In October 2022, Royal Mail said the unique barcodes now used on stamps can “facilitate operational efficiencies, enable the introduction of added security features and pave the way for innovative services for customers”.
Richard Burn, 59, says he exchanged his old-style non-barcoded second class stamps with valid barcoded stamps via the Swap Out scheme.
“I don’t use a lot of stamps but over the years you tend to accumulate them,” he told GB News.
Royal Mail swapped the stamps for barcoded versions, and he’s been using them throughout the year to send birthday cards to loved ones without any issues at all.
Mr Burn sent several Christmas cards last month and was shocked to hear one of his relatives had had to go to the Royal Mail delivery office and pay £5 to get the item, as the stamp had been deemed counterfeit.
Feeling “utterly indignant”, he told GB News: “I knew they weren’t counterfeit, or if they are, they’ve been given out by Royal Mail themselves.”
Mr Burn called Royal Mail to complain and was pointed to the website to fill in a complaint form. He says he is yet to hear back.
A Post Office spokesperson said: “Stamps are available to buy from a number of different sources. Post Office Ltd receives its stamps direct from Royal Mail’s secure printers.
“Customers who buy stamps at Post Offices are given an itemised receipt, and this will be required to investigate any allegations of fake stamps.”
A Royal Mail spokesperson said: “It is vital we can investigate any instance where a person believes their stamps have been incorrectly identified as counterfeit or pre-used.

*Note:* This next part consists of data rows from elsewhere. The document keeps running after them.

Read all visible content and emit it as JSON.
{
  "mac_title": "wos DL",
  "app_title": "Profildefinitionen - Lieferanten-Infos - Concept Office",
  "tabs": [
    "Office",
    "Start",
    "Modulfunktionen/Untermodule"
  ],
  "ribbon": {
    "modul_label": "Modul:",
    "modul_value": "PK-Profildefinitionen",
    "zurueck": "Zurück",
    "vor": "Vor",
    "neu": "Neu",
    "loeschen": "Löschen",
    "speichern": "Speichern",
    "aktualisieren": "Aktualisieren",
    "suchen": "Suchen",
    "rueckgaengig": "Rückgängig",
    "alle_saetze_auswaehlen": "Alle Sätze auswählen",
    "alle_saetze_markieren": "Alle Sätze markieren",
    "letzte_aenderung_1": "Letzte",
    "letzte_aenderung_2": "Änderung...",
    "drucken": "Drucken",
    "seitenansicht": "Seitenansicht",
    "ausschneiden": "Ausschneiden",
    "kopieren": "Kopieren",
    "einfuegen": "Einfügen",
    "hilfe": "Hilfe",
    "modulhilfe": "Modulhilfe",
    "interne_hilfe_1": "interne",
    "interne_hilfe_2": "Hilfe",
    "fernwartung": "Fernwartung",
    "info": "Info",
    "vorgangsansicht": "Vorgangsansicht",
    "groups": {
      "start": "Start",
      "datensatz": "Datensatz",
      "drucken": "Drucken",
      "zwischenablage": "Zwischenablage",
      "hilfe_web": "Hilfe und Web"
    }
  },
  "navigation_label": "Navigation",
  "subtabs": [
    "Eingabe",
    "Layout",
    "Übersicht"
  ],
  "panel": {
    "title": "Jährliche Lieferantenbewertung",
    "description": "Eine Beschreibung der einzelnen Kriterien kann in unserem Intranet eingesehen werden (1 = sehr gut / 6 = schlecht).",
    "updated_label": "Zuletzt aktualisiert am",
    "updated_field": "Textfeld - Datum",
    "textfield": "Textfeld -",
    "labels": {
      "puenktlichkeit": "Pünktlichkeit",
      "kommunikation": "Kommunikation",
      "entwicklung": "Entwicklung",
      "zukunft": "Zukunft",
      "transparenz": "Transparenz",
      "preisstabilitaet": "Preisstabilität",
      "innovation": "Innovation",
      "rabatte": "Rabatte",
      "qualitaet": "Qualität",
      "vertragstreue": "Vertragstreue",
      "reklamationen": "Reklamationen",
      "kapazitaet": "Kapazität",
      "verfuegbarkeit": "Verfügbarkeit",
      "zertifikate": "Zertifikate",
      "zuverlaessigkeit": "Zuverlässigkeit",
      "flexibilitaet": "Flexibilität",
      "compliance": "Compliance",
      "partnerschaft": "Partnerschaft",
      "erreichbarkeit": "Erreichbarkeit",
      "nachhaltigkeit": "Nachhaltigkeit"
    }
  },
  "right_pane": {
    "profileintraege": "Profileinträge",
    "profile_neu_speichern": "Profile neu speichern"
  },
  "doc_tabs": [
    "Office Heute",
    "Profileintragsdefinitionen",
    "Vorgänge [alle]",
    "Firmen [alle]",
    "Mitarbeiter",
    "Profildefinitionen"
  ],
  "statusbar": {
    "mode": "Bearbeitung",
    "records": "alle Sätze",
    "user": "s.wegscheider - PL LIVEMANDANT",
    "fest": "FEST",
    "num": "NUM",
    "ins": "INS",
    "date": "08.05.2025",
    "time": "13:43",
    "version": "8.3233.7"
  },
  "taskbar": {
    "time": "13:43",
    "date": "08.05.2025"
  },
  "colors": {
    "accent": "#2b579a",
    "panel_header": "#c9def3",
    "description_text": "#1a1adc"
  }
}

“To do this, we require any customer who believes they have been incorrectly surcharged to send the envelope with the barcoded stamp attached to us, along with the exact location of where the stamp was purchased.

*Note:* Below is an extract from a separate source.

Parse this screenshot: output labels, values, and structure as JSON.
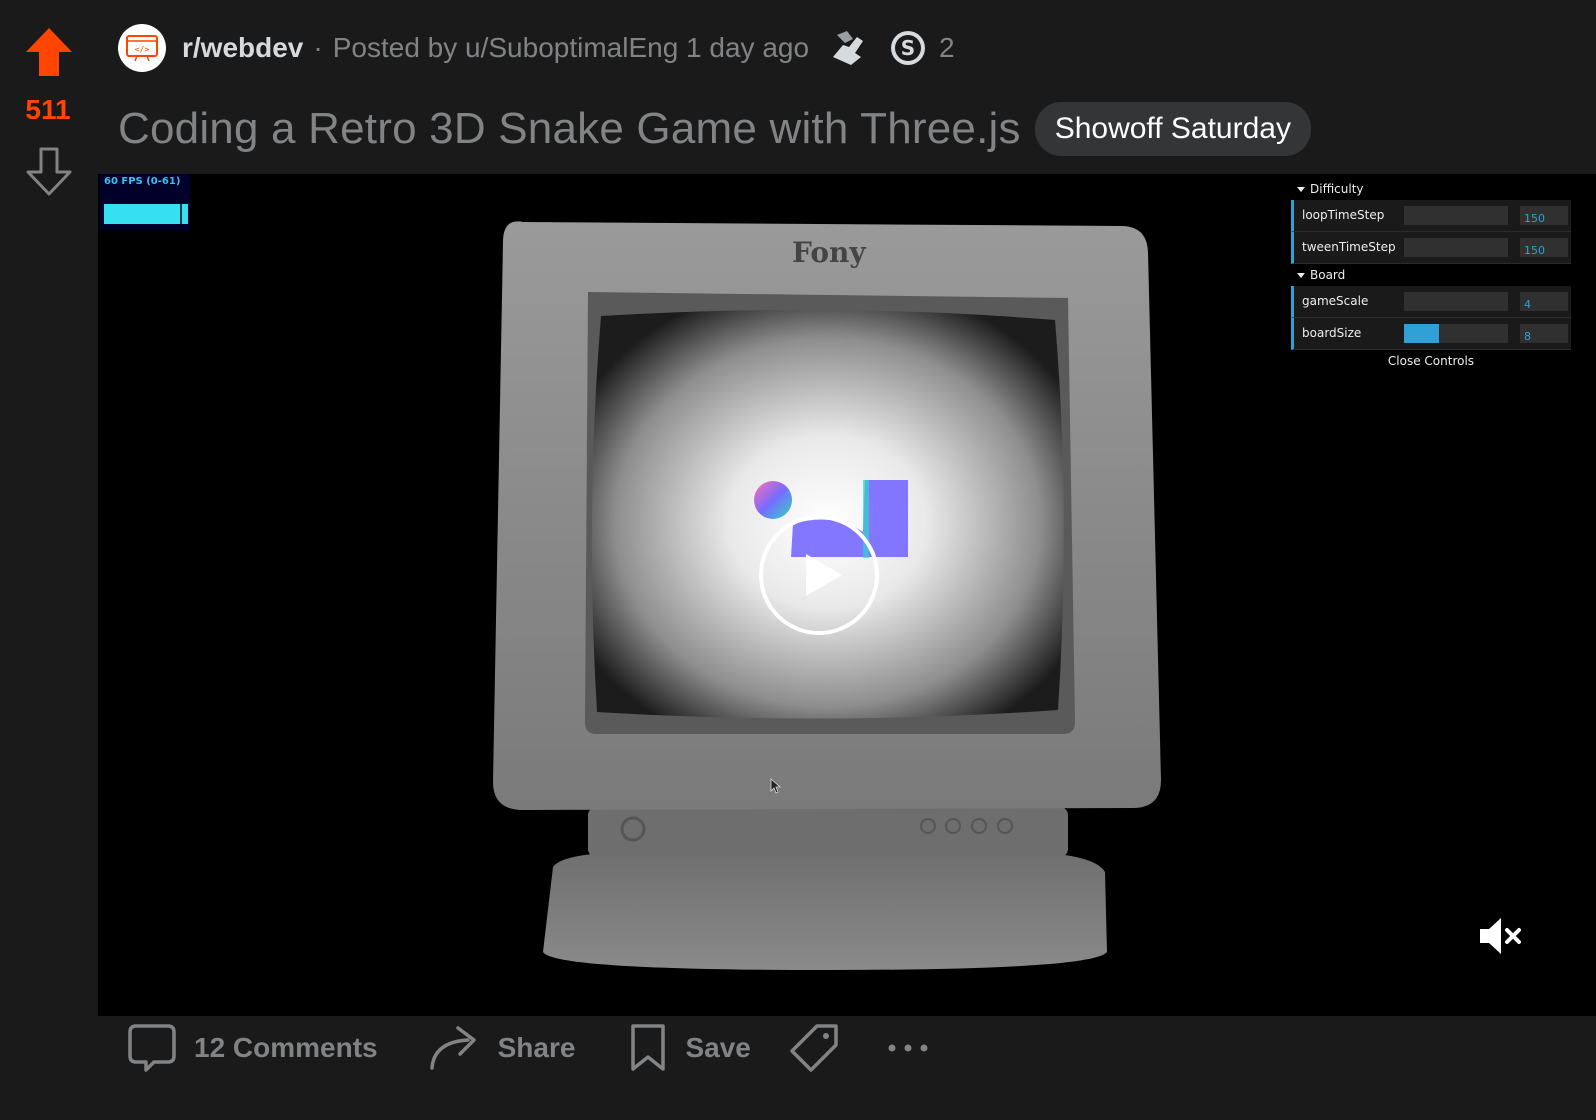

“We have a robust, multistage process in place when assessing whether barcoded stamps are genuine. This includes a thorough examination using specialist equipment, then a follow up inspection by a human before any stamp is marked as counterfeit or pre-used.
“Unfortunately, without seeing all of the envelopes used, it would be impossible to explain what happened in these cases but we will always happily review individual cases and if an error has been made then we will of course correct it.”
Royal Mail previously told GB News they had increased the charges for collecting post sent with counterfeit stamps to £5 on October 30 to act as a “meaningful deterrent”.
A Royal Mail spokesperson said: “Counterfeit stamps are illegal, extremely costly to our business and can disrupt our operational processes. The vast majority of our customers use the correct postage and will not be affected by these surcharges. In order to protect customers, we increased these charges on 30 October, 2023 to act as a meaningful deterrent to customers who use counterfeit stamps.
“We actively investigate fraudsters as we don’t like to see our customers ripped off. We regularly monitor online marketplaces to detect suspicious activity and will contact the appropriate platform to request its immediate removal.
“We would always recommend that customers buy their stamps from reputable high street outlets. Stamps are also available directly from the Royal Mail online shop. Customers should always report any suspicious stamps to Royal Mail via our website, Action Fraud and to their local Trading Standards office.”
*Names have been changed.